» Your instructions
Using the data that follows, give the number of lines in which the word "chevron" occurs. Write only the number.

» Dataset content
#####

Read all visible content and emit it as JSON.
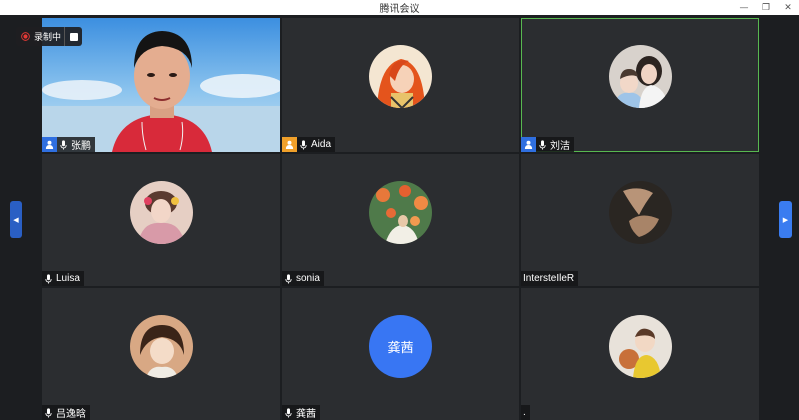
{
  "window": {
    "title": "腾讯会议",
    "minimize_glyph": "—",
    "restore_glyph": "❐",
    "close_glyph": "✕"
  },
  "recording": {
    "label": "录制中",
    "icon": "record-dot-icon",
    "color": "#e53935"
  },
  "navigation": {
    "prev_icon": "chevron-left-icon",
    "next_icon": "chevron-right-icon",
    "prev_glyph": "◀",
    "next_glyph": "▶",
    "accent": "#2f6fe0"
  },
  "participants": [
    {
      "name": "张鹏",
      "role": "cohost",
      "mic": true,
      "video": true
    },
    {
      "name": "Aida",
      "role": "host",
      "mic": true,
      "video": false
    },
    {
      "name": "刘洁",
      "role": "cohost",
      "mic": true,
      "video": false,
      "speaking": true
    },
    {
      "name": "Luisa",
      "role": "none",
      "mic": true,
      "video": false
    },
    {
      "name": "sonia",
      "role": "none",
      "mic": true,
      "video": false
    },
    {
      "name": "IntersteIleR",
      "role": "none",
      "mic": false,
      "video": false
    },
    {
      "name": "吕逸晗",
      "role": "none",
      "mic": true,
      "video": false
    },
    {
      "name": "龚茜",
      "role": "none",
      "mic": true,
      "video": false,
      "avatar_text": "龚茜"
    },
    {
      "name": ".",
      "role": "none",
      "mic": false,
      "video": false
    }
  ],
  "colors": {
    "tile_bg": "#2b2d30",
    "active_border": "#58b850",
    "host_badge": "#f0a02a",
    "cohost_badge": "#2f6fe0",
    "text_avatar": "#3876f3"
  }
}
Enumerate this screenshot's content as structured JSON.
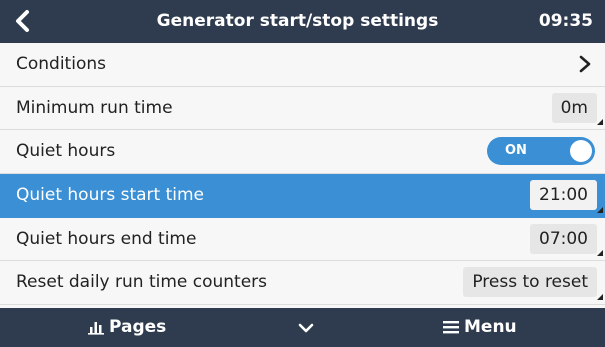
{
  "header": {
    "title": "Generator start/stop settings",
    "time": "09:35"
  },
  "rows": [
    {
      "label": "Conditions"
    },
    {
      "label": "Minimum run time",
      "value": "0m"
    },
    {
      "label": "Quiet hours",
      "toggle": "ON"
    },
    {
      "label": "Quiet hours start time",
      "value": "21:00"
    },
    {
      "label": "Quiet hours end time",
      "value": "07:00"
    },
    {
      "label": "Reset daily run time counters",
      "button": "Press to reset"
    }
  ],
  "footer": {
    "pages_label": "Pages",
    "menu_label": "Menu"
  },
  "colors": {
    "header_bg": "#2f3c4f",
    "accent": "#3b8fd4",
    "row_bg": "#f7f7f7"
  },
  "icons": [
    "back-arrow-icon",
    "chevron-right-icon",
    "pages-chart-icon",
    "chevron-down-icon",
    "menu-hamburger-icon"
  ]
}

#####

» Exercise response
4